The rise of value-based care in the U.S. is causing a major shift in the medical device industry. Health provider customers want to know how medical devices are going to improve overall efficiency and quality of care, so device makers are investing in often service-related products that are not traditionally “money makers.”
Medtech companies are also acknowledging that within an event of care, there are millions of little details that have the potential to achieve better health outcomes.
Joe Woody has been in the industry for more than 25 years, and he has seen how those details, when missed, add to the overall cost of care. Five years ago, he accepted the CEO position for what used to be KCI and has since transformed into Acelity. (Before that, he was global president of vascular therapies for Covidien, and before that, global president of the wound care business for Smith & Nephew.)
Acelity is involved in wound care and regenerative medicine, but Woody says the company is refocusing and has decided to create products that fit the “wound care continuum.” To that end, the regenerative medicine business, LifeCell, was recently sold to Allergan and 3 years ago, Acelity bought J&J’s wound care business Systagenix. “We want to cover VAC Gherapy, dressings, biologics—really anything and everything that has to do with a wound.”

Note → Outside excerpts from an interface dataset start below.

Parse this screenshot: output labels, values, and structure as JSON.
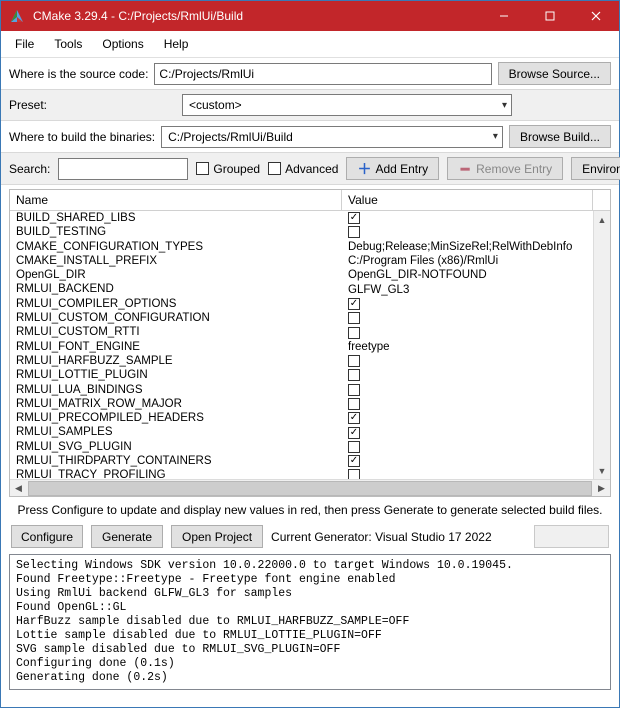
{
  "window": {
    "title": "CMake 3.29.4 - C:/Projects/RmlUi/Build"
  },
  "menu": {
    "file": "File",
    "tools": "Tools",
    "options": "Options",
    "help": "Help"
  },
  "source": {
    "label": "Where is the source code:",
    "value": "C:/Projects/RmlUi",
    "browse": "Browse Source..."
  },
  "preset": {
    "label": "Preset:",
    "value": "<custom>"
  },
  "build": {
    "label": "Where to build the binaries:",
    "value": "C:/Projects/RmlUi/Build",
    "browse": "Browse Build..."
  },
  "toolbar": {
    "search_label": "Search:",
    "grouped": "Grouped",
    "advanced": "Advanced",
    "add_entry": "Add Entry",
    "remove_entry": "Remove Entry",
    "environment": "Environment..."
  },
  "table": {
    "col_name": "Name",
    "col_value": "Value",
    "rows": [
      {
        "name": "BUILD_SHARED_LIBS",
        "type": "check",
        "checked": true
      },
      {
        "name": "BUILD_TESTING",
        "type": "check",
        "checked": false
      },
      {
        "name": "CMAKE_CONFIGURATION_TYPES",
        "type": "text",
        "value": "Debug;Release;MinSizeRel;RelWithDebInfo"
      },
      {
        "name": "CMAKE_INSTALL_PREFIX",
        "type": "text",
        "value": "C:/Program Files (x86)/RmlUi"
      },
      {
        "name": "OpenGL_DIR",
        "type": "text",
        "value": "OpenGL_DIR-NOTFOUND"
      },
      {
        "name": "RMLUI_BACKEND",
        "type": "text",
        "value": "GLFW_GL3"
      },
      {
        "name": "RMLUI_COMPILER_OPTIONS",
        "type": "check",
        "checked": true
      },
      {
        "name": "RMLUI_CUSTOM_CONFIGURATION",
        "type": "check",
        "checked": false
      },
      {
        "name": "RMLUI_CUSTOM_RTTI",
        "type": "check",
        "checked": false
      },
      {
        "name": "RMLUI_FONT_ENGINE",
        "type": "text",
        "value": "freetype"
      },
      {
        "name": "RMLUI_HARFBUZZ_SAMPLE",
        "type": "check",
        "checked": false
      },
      {
        "name": "RMLUI_LOTTIE_PLUGIN",
        "type": "check",
        "checked": false
      },
      {
        "name": "RMLUI_LUA_BINDINGS",
        "type": "check",
        "checked": false
      },
      {
        "name": "RMLUI_MATRIX_ROW_MAJOR",
        "type": "check",
        "checked": false
      },
      {
        "name": "RMLUI_PRECOMPILED_HEADERS",
        "type": "check",
        "checked": true
      },
      {
        "name": "RMLUI_SAMPLES",
        "type": "check",
        "checked": true
      },
      {
        "name": "RMLUI_SVG_PLUGIN",
        "type": "check",
        "checked": false
      },
      {
        "name": "RMLUI_THIRDPARTY_CONTAINERS",
        "type": "check",
        "checked": true
      },
      {
        "name": "RMLUI_TRACY_PROFILING",
        "type": "check",
        "checked": false
      }
    ]
  },
  "hint": "Press Configure to update and display new values in red, then press Generate to generate selected build files.",
  "actions": {
    "configure": "Configure",
    "generate": "Generate",
    "open_project": "Open Project",
    "generator_label": "Current Generator: Visual Studio 17 2022"
  },
  "output": "Selecting Windows SDK version 10.0.22000.0 to target Windows 10.0.19045.\nFound Freetype::Freetype - Freetype font engine enabled\nUsing RmlUi backend GLFW_GL3 for samples\nFound OpenGL::GL\nHarfBuzz sample disabled due to RMLUI_HARFBUZZ_SAMPLE=OFF\nLottie sample disabled due to RMLUI_LOTTIE_PLUGIN=OFF\nSVG sample disabled due to RMLUI_SVG_PLUGIN=OFF\nConfiguring done (0.1s)\nGenerating done (0.2s)"
}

Within that goal of covering the continuum of care is the larger calling to tie everything Acelity does to disrupting fee-for-service and furthering value-based care. “A few years ago, we really took a look at the way we innovate in terms of lowering the cost of care,” Woody says. That means “proving, not just saying, to customers that our products really get the best clinical outcomes.”